→ **The task**
Go through the records below and set each one down exactly, leaving out any pictures.

(Dataset rows for apps and sites)
Start of Block

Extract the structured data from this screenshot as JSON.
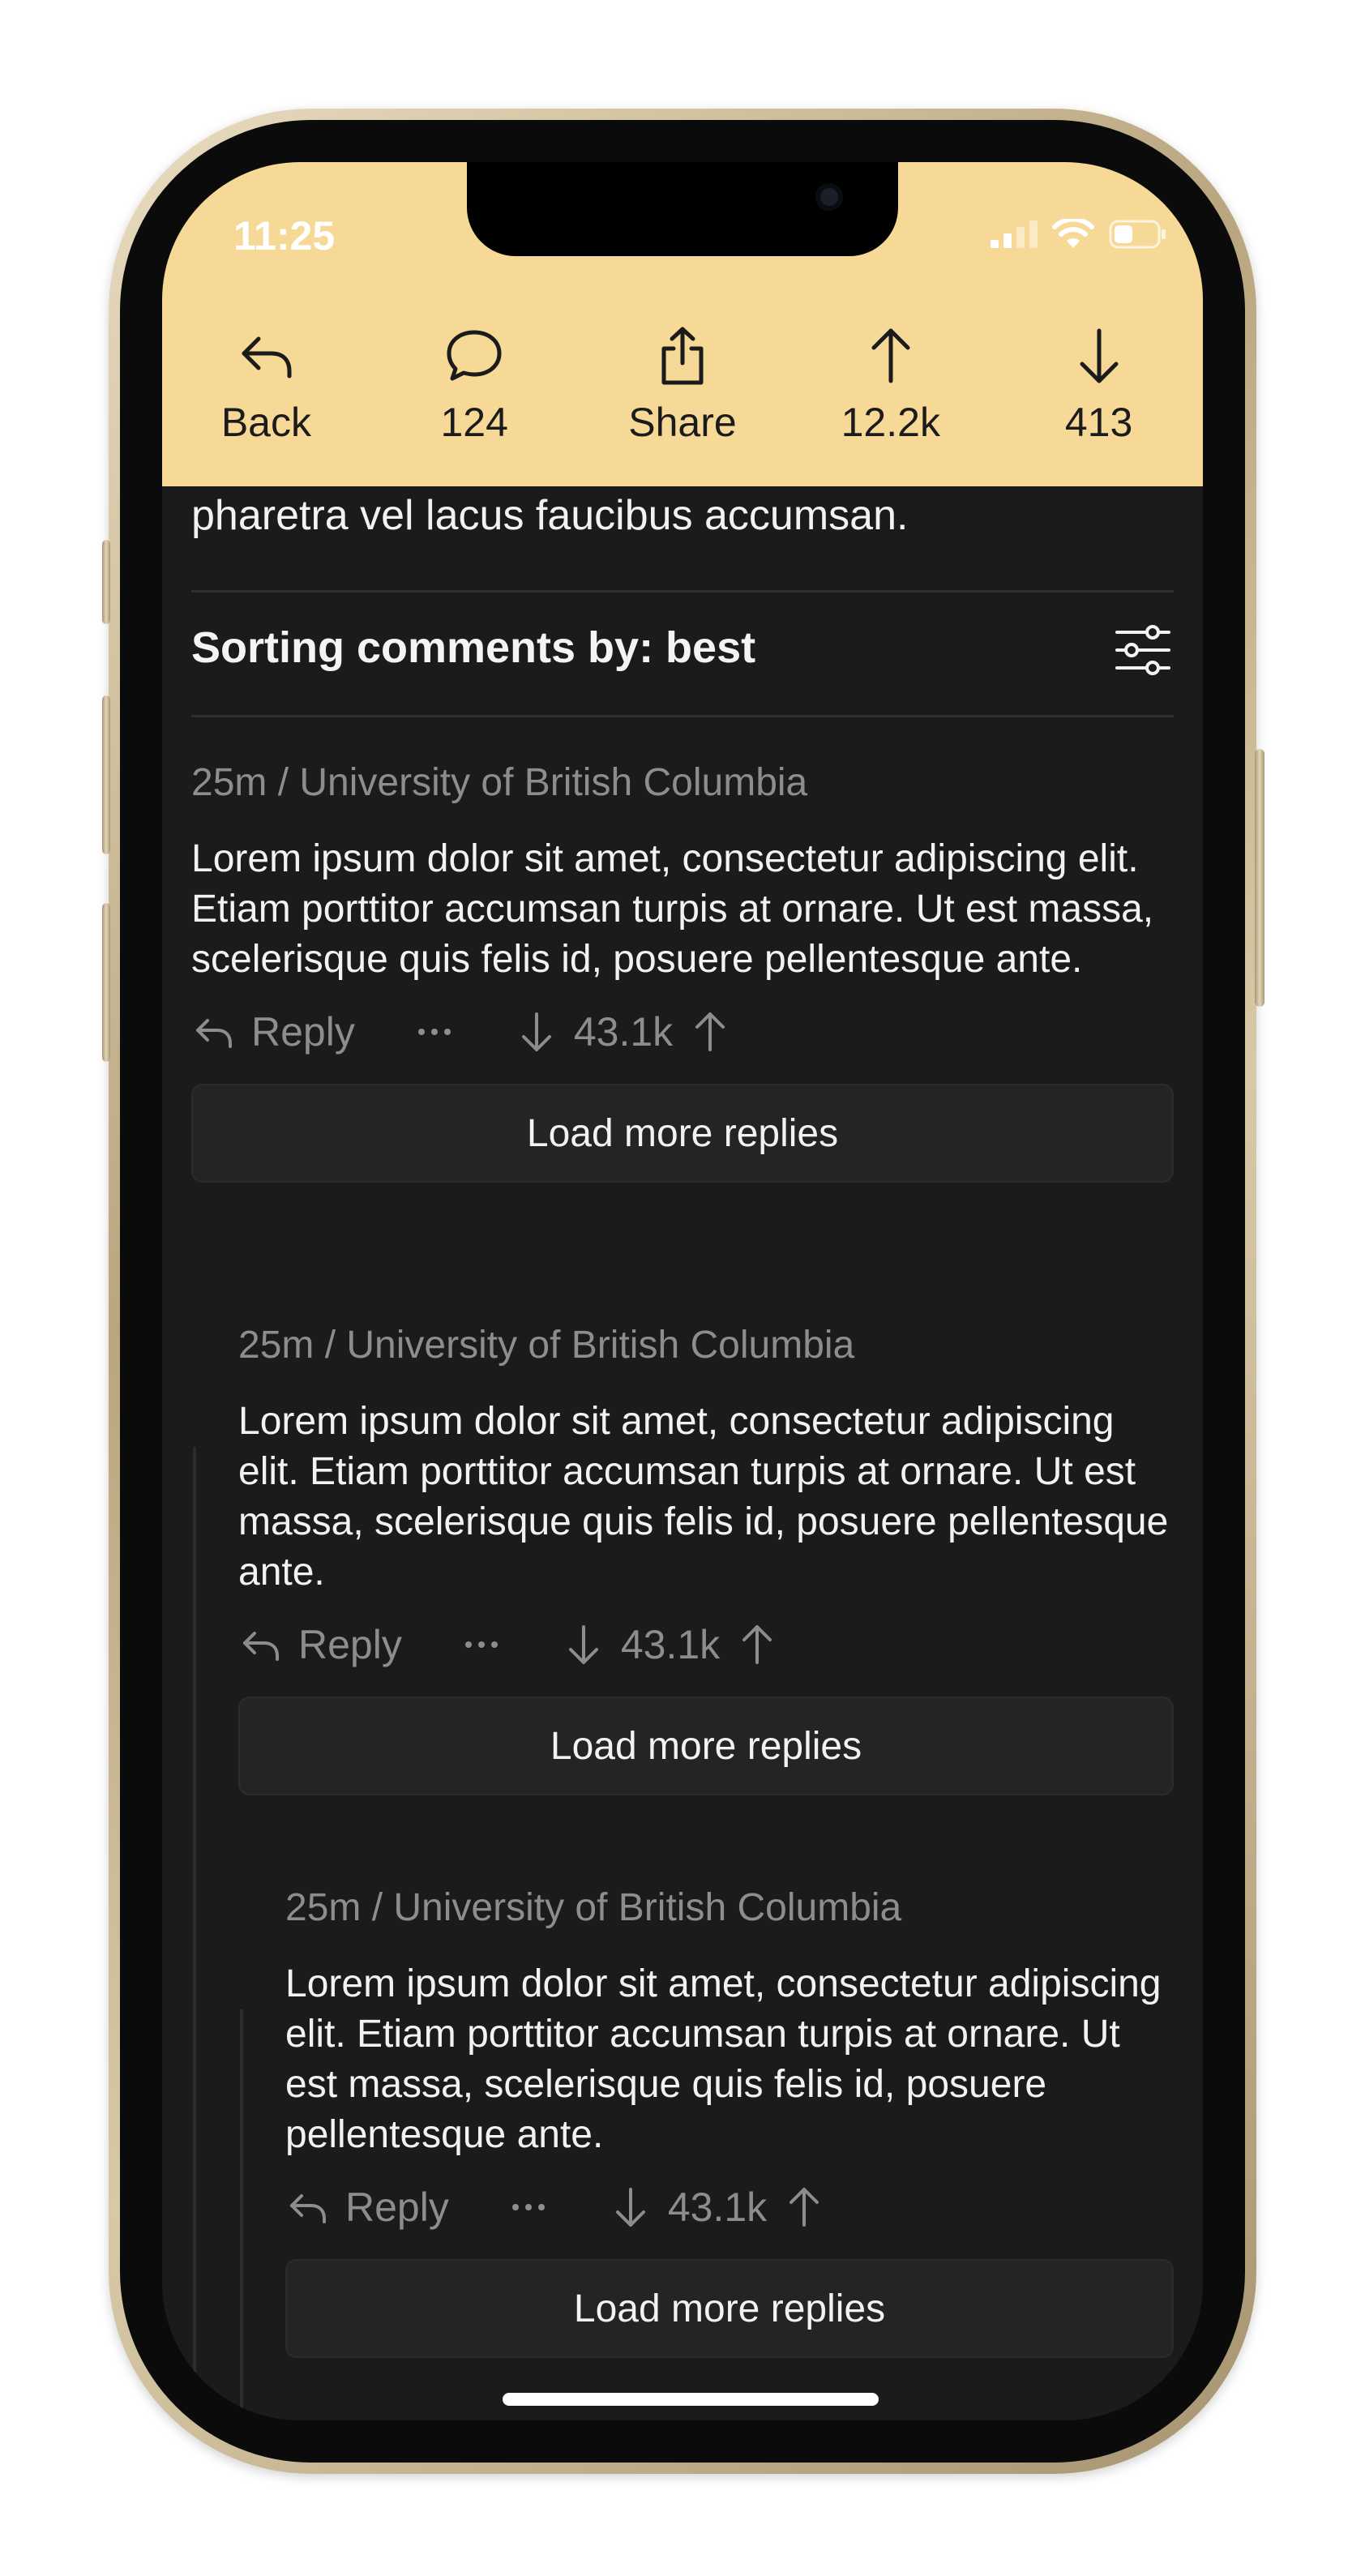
{
  "status_bar": {
    "time": "11:25",
    "icons": [
      "signal-icon",
      "wifi-icon",
      "battery-icon"
    ]
  },
  "toolbar": {
    "items": [
      {
        "icon": "back-arrow-icon",
        "label": "Back"
      },
      {
        "icon": "comment-bubble-icon",
        "label": "124"
      },
      {
        "icon": "share-icon",
        "label": "Share"
      },
      {
        "icon": "upvote-arrow-icon",
        "label": "12.2k"
      },
      {
        "icon": "downvote-arrow-icon",
        "label": "413"
      }
    ]
  },
  "post": {
    "body_tail": "pharetra vel lacus faucibus accumsan."
  },
  "sorting": {
    "title": "Sorting comments by: best",
    "icon": "filter-sliders-icon"
  },
  "comments": [
    {
      "meta": "25m / University of British Columbia",
      "text": "Lorem ipsum dolor sit amet, consectetur adipiscing elit. Etiam porttitor accumsan turpis at ornare. Ut est massa, scelerisque quis felis id, posuere pellentesque ante.",
      "reply_label": "Reply",
      "score": "43.1k",
      "load_more_label": "Load more replies"
    },
    {
      "meta": "25m / University of British Columbia",
      "text": "Lorem ipsum dolor sit amet, consectetur adipiscing elit. Etiam porttitor accumsan turpis at ornare. Ut est massa, scelerisque quis felis id, posuere pellentesque ante.",
      "reply_label": "Reply",
      "score": "43.1k",
      "load_more_label": "Load more replies"
    },
    {
      "meta": "25m / University of British Columbia",
      "text": "Lorem ipsum dolor sit amet, consectetur adipiscing elit. Etiam porttitor accumsan turpis at ornare. Ut est massa, scelerisque quis felis id, posuere pellentesque ante.",
      "reply_label": "Reply",
      "score": "43.1k",
      "load_more_label": "Load more replies"
    }
  ],
  "colors": {
    "header_bg": "#f6d996",
    "screen_bg": "#1b1b1b",
    "muted_text": "#8d8d8d",
    "primary_text": "#f2f2f2"
  }
}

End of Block

→ **Reply**
Extract the structured data from this screenshot as JSON.
{
  "status_bar": {
    "time": "11:25",
    "icons": [
      "signal-icon",
      "wifi-icon",
      "battery-icon"
    ]
  },
  "toolbar": {
    "items": [
      {
        "icon": "back-arrow-icon",
        "label": "Back"
      },
      {
        "icon": "comment-bubble-icon",
        "label": "124"
      },
      {
        "icon": "share-icon",
        "label": "Share"
      },
      {
        "icon": "upvote-arrow-icon",
        "label": "12.2k"
      },
      {
        "icon": "downvote-arrow-icon",
        "label": "413"
      }
    ]
  },
  "post": {
    "body_tail": "pharetra vel lacus faucibus accumsan."
  },
  "sorting": {
    "title": "Sorting comments by: best",
    "icon": "filter-sliders-icon"
  },
  "comments": [
    {
      "meta": "25m / University of British Columbia",
      "text": "Lorem ipsum dolor sit amet, consectetur adipiscing elit. Etiam porttitor accumsan turpis at ornare. Ut est massa, scelerisque quis felis id, posuere pellentesque ante.",
      "reply_label": "Reply",
      "score": "43.1k",
      "load_more_label": "Load more replies"
    },
    {
      "meta": "25m / University of British Columbia",
      "text": "Lorem ipsum dolor sit amet, consectetur adipiscing elit. Etiam porttitor accumsan turpis at ornare. Ut est massa, scelerisque quis felis id, posuere pellentesque ante.",
      "reply_label": "Reply",
      "score": "43.1k",
      "load_more_label": "Load more replies"
    },
    {
      "meta": "25m / University of British Columbia",
      "text": "Lorem ipsum dolor sit amet, consectetur adipiscing elit. Etiam porttitor accumsan turpis at ornare. Ut est massa, scelerisque quis felis id, posuere pellentesque ante.",
      "reply_label": "Reply",
      "score": "43.1k",
      "load_more_label": "Load more replies"
    }
  ],
  "colors": {
    "header_bg": "#f6d996",
    "screen_bg": "#1b1b1b",
    "muted_text": "#8d8d8d",
    "primary_text": "#f2f2f2"
  }
}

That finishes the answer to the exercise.